Just Cause. I've been rolling those words around my mouth for a few minutes, trying to figure out their meaning. Are they really saying there's "just cause" for blowing up helicopters, running over jet-skiers in a speedboat and exploding everything in sight? Or are they attempting an elaborate pun? Is CIA hero Rico Rodriguez doing it, y'know, "just 'cause" he can?
I'll go for the first option, because the second one makes Rico sound like a bored teenager out to get an ASBO, and they wish they had his skills.
You first take control of Rico in mid-air. All around are blue skies; below, green forests and azure waters. Rico is free-falling, the cross around his neck flapping around, his death-black clothes rippling in the air. I've been here before: Ghost Recon: Advanced Warfighter began with an extreme plummet into a danger zone too. The difference? That it was GRAW's high point. Just Cause is just getting started.
Rico's remit is regime change in San Esperito, a South America republic with a dictator the people (and the CIA) would rather not have. San Esperito covers an archipelago so large you could lose Oblivion in the top corner and still have room for San Andreas and Liberty City, and it's all stretched out below as Rico plummets right into battle. But as well as swallowing San Andreas whole, Just Cause also devours the third-person, freeform action genre GTA had made its own.
Control kicks in and the game begs me to let loose the parachute. I do so and my action-packed Milk Tray advert descent snaps into a serene, postcard view. Here's where the fun begins: Rico's parachute can be deployed as often as you like. Developers Avalanche have hit on a formula here that they have built much of the rest of the game around: infinite use = infinite fun. It makes perfect nonsense, allowing you to turn uncontrollable death-dives into precision assaults, which is really useful if you're targeting someone in a moving vehicle.

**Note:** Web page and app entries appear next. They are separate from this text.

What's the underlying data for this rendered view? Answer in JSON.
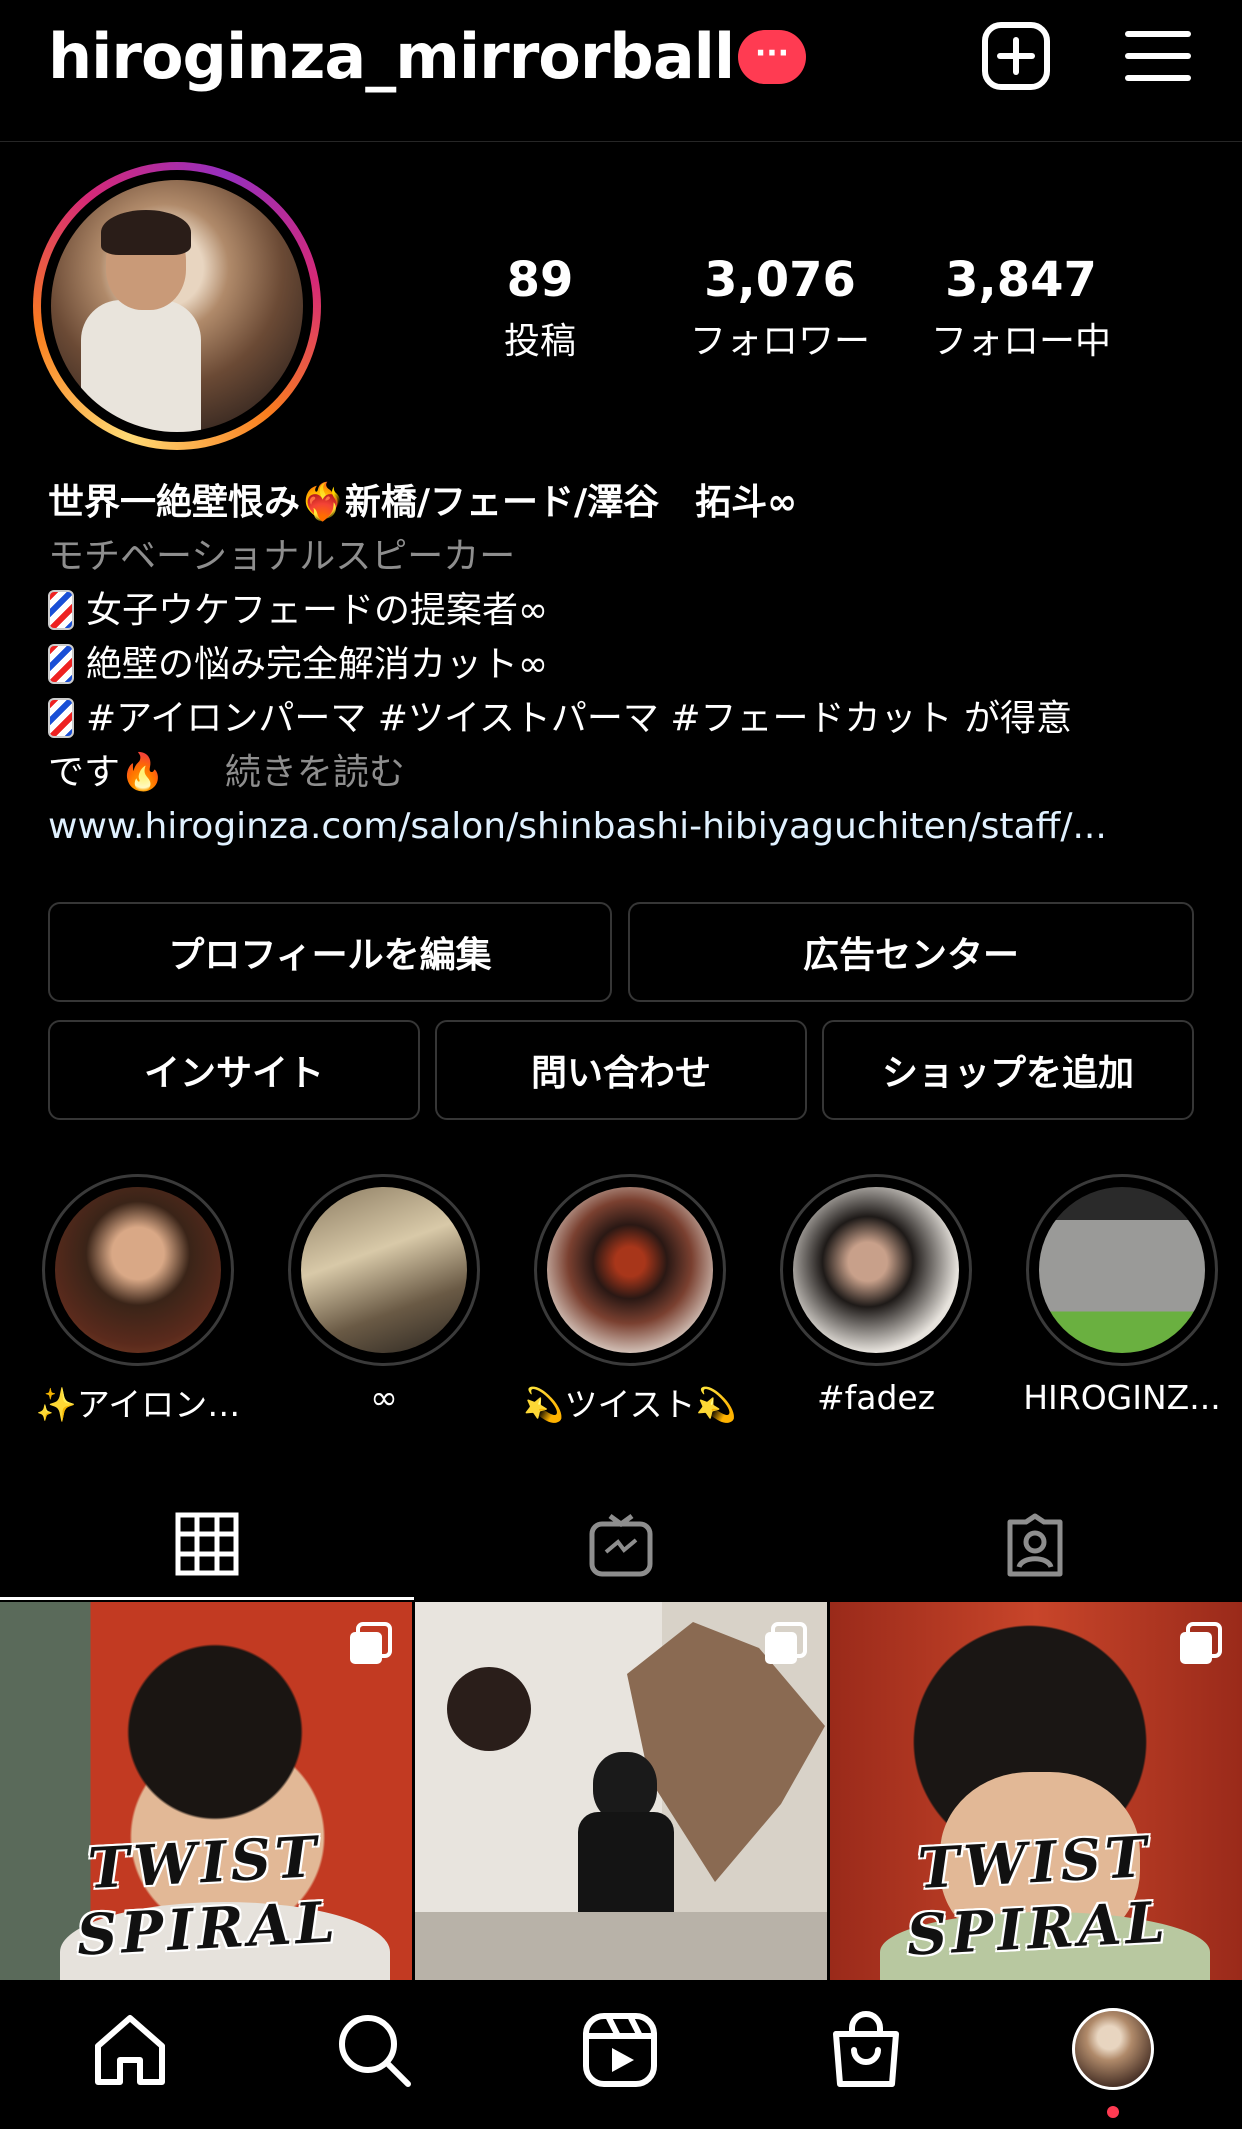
{
  "header": {
    "username": "hiroginza_mirrorball",
    "badge": "···",
    "icons": [
      "add-post-icon",
      "menu-icon"
    ]
  },
  "stats": [
    {
      "value": "89",
      "label": "投稿"
    },
    {
      "value": "3,076",
      "label": "フォロワー"
    },
    {
      "value": "3,847",
      "label": "フォロー中"
    }
  ],
  "bio": {
    "name": "世界一絶壁恨み❤️‍🔥新橋/フェード/澤谷　拓斗∞",
    "category": "モチベーショナルスピーカー",
    "lines": [
      "女子ウケフェードの提案者∞",
      "絶壁の悩み完全解消カット∞",
      "#アイロンパーマ #ツイストパーマ #フェードカット が得意"
    ],
    "last_line": "です🔥",
    "more": "続きを読む",
    "link": "www.hiroginza.com/salon/shinbashi-hibiyaguchiten/staff/..."
  },
  "buttons": {
    "edit_profile": "プロフィールを編集",
    "ad_center": "広告センター",
    "insights": "インサイト",
    "contact": "問い合わせ",
    "add_shop": "ショップを追加"
  },
  "highlights": [
    {
      "label": "✨アイロン…"
    },
    {
      "label": "∞"
    },
    {
      "label": "💫ツイスト💫"
    },
    {
      "label": "#fadez"
    },
    {
      "label": "HIROGINZ..."
    }
  ],
  "tabs": [
    "grid-icon",
    "igtv-icon",
    "tagged-icon"
  ],
  "posts": [
    {
      "caption": "TWIST SPIRAL",
      "multi": true
    },
    {
      "caption": "",
      "multi": true
    },
    {
      "caption": "TWIST SPIRAL",
      "multi": true
    }
  ],
  "bottom_nav": [
    "home-icon",
    "search-icon",
    "reels-icon",
    "shop-icon",
    "profile-avatar"
  ],
  "colors": {
    "badge": "#ff3b52",
    "button_border": "#363636",
    "muted": "#8e8e8e"
  }
}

Rico's grappling hook, his parachute, and the infinitely spawning boats, bikes and cars give you so many opportunities to get from point A to point B that you'll never really be without a method of travel. You also have access to whatever you can pick up along the way: cars that trickle along the highways, and airports and army bases with lax security, are all fair game. Go in and jack whatever you like. It's the same case with guns: you can pick up stashes at safe houses or just take them by force.
A series of insanely fun missions string together Just Cause's flimsy story of rebellion and uprising. Rico's main aim is to help the rebels take up arms against the government, and he uses the locals, willingly or unwillingly, to assist. He can stoke up the fires of rebellion in the suburbs, or in the game's main missions he'll play one cocaine faction off against another to undermine the government's control of the region. It sounds serious, but the game's extreme core of explosions, ridiculous driving-and-flying action and fairly stupid AI makes for some ridiculously entertaining chunks of gaming.
OK, an example: in one mission there's a Nazi train full of rockets that Rico needs to destroy. So Rico is given a missile-firing helicopter and the mission target pops up on the map: a small moving star. So you take the chopper into the air and trace a route to the train. Pretty much every mission in Just Cause can be solved by taking a helicopter to it and firing until it says "Mission Completed". This is a failing in the balance of the weaponry - although if you're strong enough to resist the lure of the choppers there are usually several approaches to the challenge. But back to the Nazis.